━━━ Records supplied

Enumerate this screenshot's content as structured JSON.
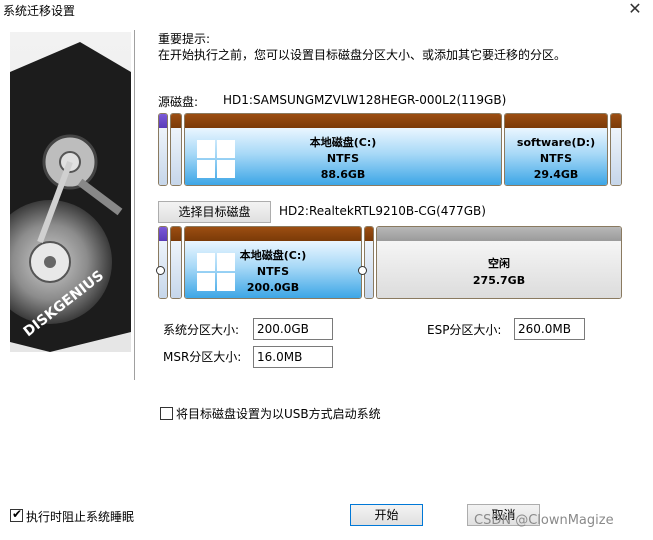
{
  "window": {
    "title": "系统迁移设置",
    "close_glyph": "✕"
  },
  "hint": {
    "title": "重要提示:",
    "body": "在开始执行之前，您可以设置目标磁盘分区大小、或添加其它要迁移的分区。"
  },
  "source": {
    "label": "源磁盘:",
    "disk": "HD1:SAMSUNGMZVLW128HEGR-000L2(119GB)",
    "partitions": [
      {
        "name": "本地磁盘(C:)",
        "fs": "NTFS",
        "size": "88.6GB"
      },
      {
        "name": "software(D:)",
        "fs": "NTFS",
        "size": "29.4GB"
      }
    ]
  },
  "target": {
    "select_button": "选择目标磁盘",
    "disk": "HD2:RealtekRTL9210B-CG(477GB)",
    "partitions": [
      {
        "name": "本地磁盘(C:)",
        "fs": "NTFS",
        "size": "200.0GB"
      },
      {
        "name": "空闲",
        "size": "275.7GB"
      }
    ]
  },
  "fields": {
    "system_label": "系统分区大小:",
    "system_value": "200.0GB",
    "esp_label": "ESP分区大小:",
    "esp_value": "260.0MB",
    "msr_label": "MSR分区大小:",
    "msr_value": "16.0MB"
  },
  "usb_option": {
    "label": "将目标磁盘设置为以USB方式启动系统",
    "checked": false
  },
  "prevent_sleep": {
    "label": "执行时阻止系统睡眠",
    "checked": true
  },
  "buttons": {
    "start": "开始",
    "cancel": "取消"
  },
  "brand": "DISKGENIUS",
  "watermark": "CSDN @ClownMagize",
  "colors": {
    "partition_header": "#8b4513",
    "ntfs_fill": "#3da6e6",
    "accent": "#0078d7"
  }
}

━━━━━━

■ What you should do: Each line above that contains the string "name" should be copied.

■ Exercise solution:
        "name": "本地磁盘(C:)",
        "name": "software(D:)",
        "name": "本地磁盘(C:)",
        "name": "空闲",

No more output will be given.